Two surveys taken 11 years apart show a 13-per-cent decrease in the amount of fruit and vegetables being consumed by Canadians, new UBC research has found.
And while consumption of milk and dairy products also declined during the study period between 2004 and 2015, Canadians were eating more meat and alternatives in 2015 than they were a decade earlier.
“It’s essential to look at what foods people are eating and whether food group intakes have changed over time to identify challenges and opportunities to promote healthier eating patterns among Canadians,” said Claire Tugault-Lafleur, a postdoctoral fellow in UBC’s food, nutrition and health program who was lead author of the study published today in Nutrients. “While some studies have recently reported trends in Canadians’ intake of macronutrients like energy and total sugars, nobody had looked at differences in food group intakes during this period.”
Researchers examined dietary data from two nationwide surveys involving more than 50,000 Canadians aged two and older. In both 2004 and 2015, respondents provided information about food and beverages they had consumed in the past 24 hours.
In 2015, Canadians reported consuming an average of 4.6 servings of total fruit and vegetables daily, down from 5.2 servings per day in 2004. The decrease was largely explained by fewer servings of vegetables (outside the dark green and orange category), potatoes, and fruit juices. While Canadians increased their intake of dark green and orange vegetables, eggs, legumes, nuts and seeds over this time, the average daily intake of other healthy dietary components like whole fruit, whole grains, fish and shellfish was stagnant. Canadians also reported fewer daily servings of fluid milk in 2015 compared to 2004.
The researchers were encouraged to find that energy from sugary beverages declined, on average, by 32 calories per day, and the decrease was more substantial among young people. For example, Canadian adolescents (aged 13 to 17) reported consuming, on average, 73 fewer daily calories from sugary beverages—a 43-per-cent decrease from 2004.
In 2007, the Canadian government released Eating Well with Canada’s Food Guide. This version of the food guide included specific recommendations regarding amounts and types of foods to consume from each of the four core food groups (fruit and vegetables, grain products, milk and alternatives, meat and alternatives). Some of the shifts uncovered by the UBC study were in line with recommendations, but many healthy food groups recommended in the 2007 guide either saw no increase (whole fruit, whole grains, fish and shellfish) or decreased (vegetables, fluid milk). This suggests that more effective efforts are needed to address barriers to healthier diets among Canadians.
“Poor diet quality is the number one contributor to the burden of chronic diseases in Canada,” said Tugault-Lafleur.

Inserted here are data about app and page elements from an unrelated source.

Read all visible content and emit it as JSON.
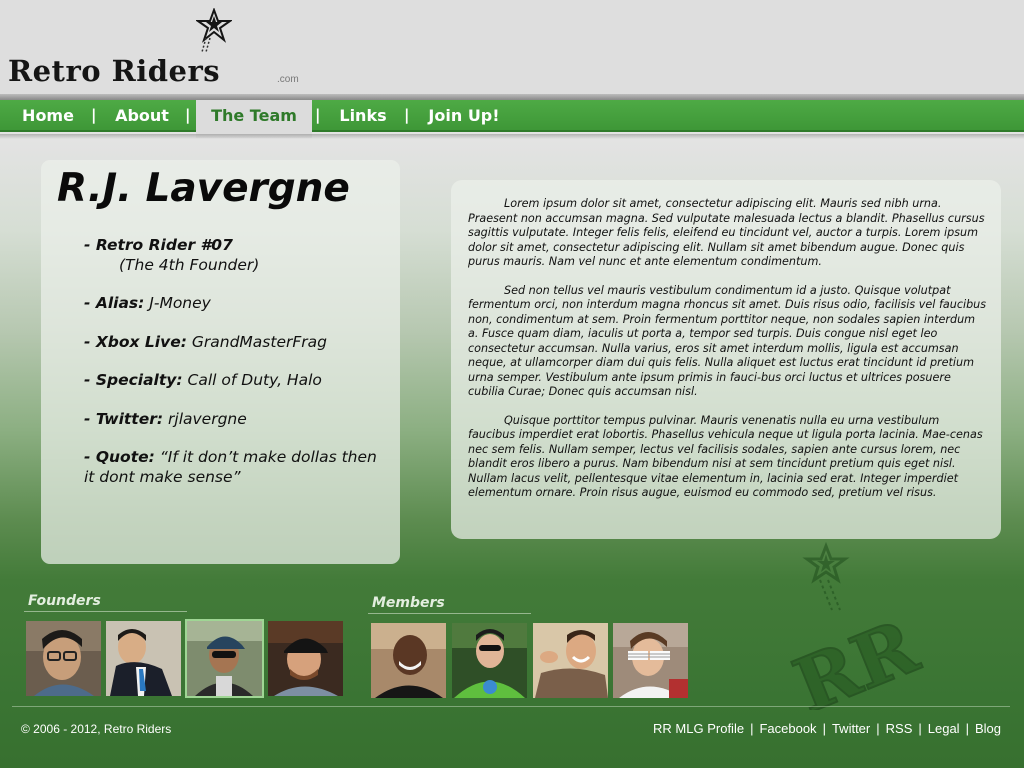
{
  "brand": {
    "logo_text": "Retro Riders",
    "logo_suffix": ".com"
  },
  "nav": {
    "items": [
      {
        "label": "Home"
      },
      {
        "label": "About"
      },
      {
        "label": "The Team",
        "active": true
      },
      {
        "label": "Links"
      },
      {
        "label": "Join Up!"
      }
    ],
    "separator": "|"
  },
  "profile": {
    "name": "R.J. Lavergne",
    "rider_label": "- Retro Rider #07",
    "rider_sub": "(The 4th Founder)",
    "fields": [
      {
        "label": "- Alias:",
        "value": "J-Money"
      },
      {
        "label": "- Xbox Live:",
        "value": "GrandMasterFrag"
      },
      {
        "label": "- Specialty:",
        "value": "Call of Duty, Halo"
      },
      {
        "label": "- Twitter:",
        "value": "rjlavergne"
      },
      {
        "label": "- Quote:",
        "value": "“If it don’t make dollas then it dont make sense”"
      }
    ]
  },
  "bio": {
    "paragraphs": [
      "Lorem ipsum dolor sit amet, consectetur adipiscing elit. Mauris sed nibh urna. Praesent non accumsan magna. Sed vulputate malesuada lectus a blandit. Phasellus cursus sagittis vulputate. Integer felis felis, eleifend eu tincidunt vel, auctor a turpis. Lorem ipsum dolor sit amet, consectetur adipiscing elit. Nullam sit amet bibendum augue. Donec quis purus mauris. Nam vel nunc et ante elementum condimentum.",
      "Sed non tellus vel mauris vestibulum condimentum id a justo. Quisque volutpat fermentum orci, non interdum magna rhoncus sit amet. Duis risus odio, facilisis vel faucibus non, condimentum at sem. Proin fermentum porttitor neque, non sodales sapien interdum a. Fusce quam diam, iaculis ut porta a, tempor sed turpis. Duis congue nisl eget leo consectetur accumsan. Nulla varius, eros sit amet interdum mollis, ligula est accumsan neque, at ullamcorper diam dui quis felis. Nulla aliquet est luctus erat tincidunt id pretium urna semper. Vestibulum ante ipsum primis in fauci-bus orci luctus et ultrices posuere cubilia Curae; Donec quis accumsan nisl.",
      "Quisque porttitor tempus pulvinar. Mauris venenatis nulla eu urna vestibulum faucibus imperdiet erat lobortis. Phasellus vehicula neque ut ligula porta lacinia. Mae-cenas nec sem felis. Nullam semper, lectus vel facilisis sodales, sapien ante cursus lorem, nec blandit eros libero a purus. Nam bibendum nisi at sem tincidunt pretium quis eget nisl. Nullam lacus velit, pellentesque vitae elementum in, lacinia sed erat. Integer imperdiet elementum ornare. Proin risus augue, euismod eu commodo sed, pretium vel risus."
    ]
  },
  "team": {
    "founders_title": "Founders",
    "members_title": "Members",
    "founders": [
      {
        "icon": "person-photo-glasses"
      },
      {
        "icon": "person-photo-suit"
      },
      {
        "icon": "person-photo-cap-sunglasses",
        "selected": true
      },
      {
        "icon": "person-photo-cap"
      }
    ],
    "members": [
      {
        "icon": "person-photo-smiling"
      },
      {
        "icon": "person-photo-sunglasses-green-shirt"
      },
      {
        "icon": "person-photo-pointing"
      },
      {
        "icon": "person-photo-shutter-shades"
      }
    ]
  },
  "colors": {
    "nav_green": "#45a03d",
    "active_tab_text": "#2f7a2a",
    "page_green": "#3a7433"
  },
  "footer": {
    "copyright": "© 2006 - 2012, Retro Riders",
    "links": [
      {
        "label": "RR MLG Profile"
      },
      {
        "label": "Facebook"
      },
      {
        "label": "Twitter"
      },
      {
        "label": "RSS"
      },
      {
        "label": "Legal"
      },
      {
        "label": "Blog"
      }
    ],
    "separator": "|"
  }
}
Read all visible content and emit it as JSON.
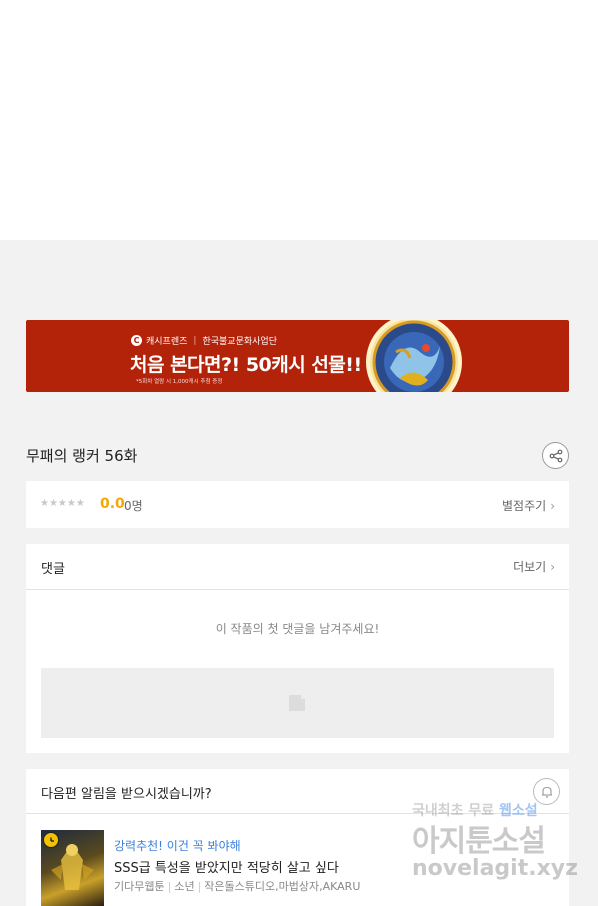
{
  "banner": {
    "brand": "캐시프렌즈",
    "partner": "한국불교문화사업단",
    "headline": "처음 본다면?! 50캐시 선물!!",
    "fine_print": "*5화차 열람 시 1,000캐시 추첨 증정"
  },
  "episode": {
    "title": "무패의 랭커 56화"
  },
  "rating": {
    "stars": "★★★★★",
    "score": "0.0",
    "votes": "0명",
    "rate_label": "별점주기",
    "chevron": "›"
  },
  "comments": {
    "title": "댓글",
    "more_label": "더보기",
    "chevron": "›",
    "empty_message": "이 작품의 첫 댓글을 남겨주세요!"
  },
  "notify": {
    "title": "다음편 알림을 받으시겠습니까?"
  },
  "recommendation": {
    "tag": "강력추천! 이건 꼭 봐야해",
    "title": "SSS급 특성을 받았지만 적당히 살고 싶다",
    "category": "기다무웹툰",
    "genre": "소년",
    "authors": "작은돌스튜디오,마법상자,AKARU"
  },
  "watermark": {
    "line1_a": "국내최초 무료",
    "line1_b": "웹소설",
    "line2": "아지툰소설",
    "line3": "novelagit.xyz"
  },
  "colors": {
    "banner_bg": "#b3230a",
    "score": "#f2a900",
    "tag_blue": "#3a7fdc"
  }
}
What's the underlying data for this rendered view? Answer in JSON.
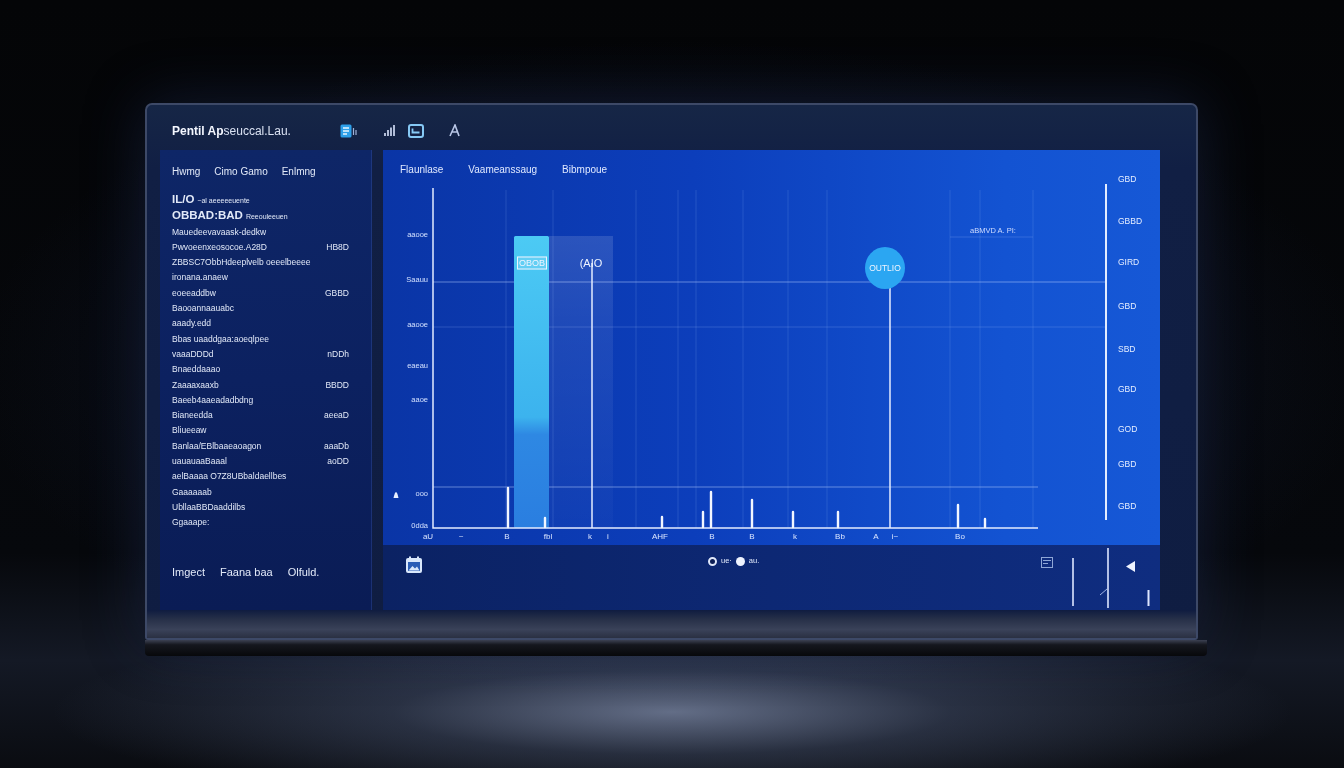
{
  "window": {
    "title": "**Pentil Ap**seuccal.Lau."
  },
  "sidebar": {
    "menu": [
      "Hwmg",
      "Cimo Gamo",
      "Enlmng"
    ],
    "rows": [
      {
        "label": "IL/O",
        "detail": "~al aeeeeeuente"
      },
      {
        "label": "OBBAD:BAD",
        "detail": "Reeouleeuen"
      },
      {
        "label": "Mauedeevavaask-dedkw"
      },
      {
        "label": "Pwvoeenxeosocoe.A28D",
        "value": "HB8D"
      },
      {
        "label": "ZBBSC7ObbHdeeplvelb oeeelbeeee"
      },
      {
        "label": "ironana.anaew"
      },
      {
        "label": "eoeeaddbw",
        "value": "GBBD"
      },
      {
        "label": "Baooannaauabc"
      },
      {
        "label": "aaady.edd"
      },
      {
        "label": "Bbas uaaddgaa:aoeqlpee"
      },
      {
        "label": "vaaaDDDd",
        "value": "nDDh"
      },
      {
        "label": "Bnaeddaaao"
      },
      {
        "label": "Zaaaaxaaxb",
        "value": "BBDD"
      },
      {
        "label": "Baeeb4aaeadadbdng"
      },
      {
        "label": "Bianeedda",
        "value": "aeeaD"
      },
      {
        "label": "Bliueeaw"
      },
      {
        "label": "Banlaa/EBlbaaeaoagon",
        "value": "aaaDb"
      },
      {
        "label": "uauauaaBaaal",
        "value": "aoDD"
      },
      {
        "label": "aelBaaaa O7Z8UBbaldaellbes"
      },
      {
        "label": "Gaaaaaab"
      },
      {
        "label": "UbllaaBBDaaddilbs"
      },
      {
        "label": "Ggaaape:"
      }
    ],
    "footer_links": [
      "Imgect",
      "Faana baa",
      "Olfuld."
    ]
  },
  "chart_panel": {
    "headings": [
      "Flaunlase",
      "Vaameanssaug",
      "Bibmpoue"
    ],
    "left_axis_labels": [
      "aaooe",
      "Saauu",
      "aaooe",
      "eaeau",
      "aaoe",
      "ooo",
      "0dda"
    ],
    "right_axis_labels": [
      "GBD",
      "GBBD",
      "GIRD",
      "GBD",
      "SBD",
      "GBD",
      "GOD",
      "GBD",
      "GBD"
    ],
    "x_axis_labels": [
      "aU",
      "~",
      "B",
      "fbl",
      "k",
      "i",
      "AHF",
      "B",
      "B",
      "k",
      "Bb",
      "A",
      "i~",
      "Bo"
    ],
    "annotations": [
      {
        "text": "OBOB",
        "kind": "boxed"
      },
      {
        "text": "(AIO",
        "kind": "label"
      },
      {
        "text": "OUTLIO",
        "kind": "bubble"
      },
      {
        "text": "aBMVD A. PI:",
        "kind": "note"
      }
    ]
  },
  "bottom_bar": {
    "legend": [
      {
        "label": "ue·",
        "kind": "ring"
      },
      {
        "label": "au.",
        "kind": "dot"
      }
    ]
  }
}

Associate professor Jennifer Black of UBC’s food, nutrition and health program in the faculty of land and food systems oversaw Tugault-Lafleur’s research and co-authored the study, which was funded by the Canadian Institutes of Health Research.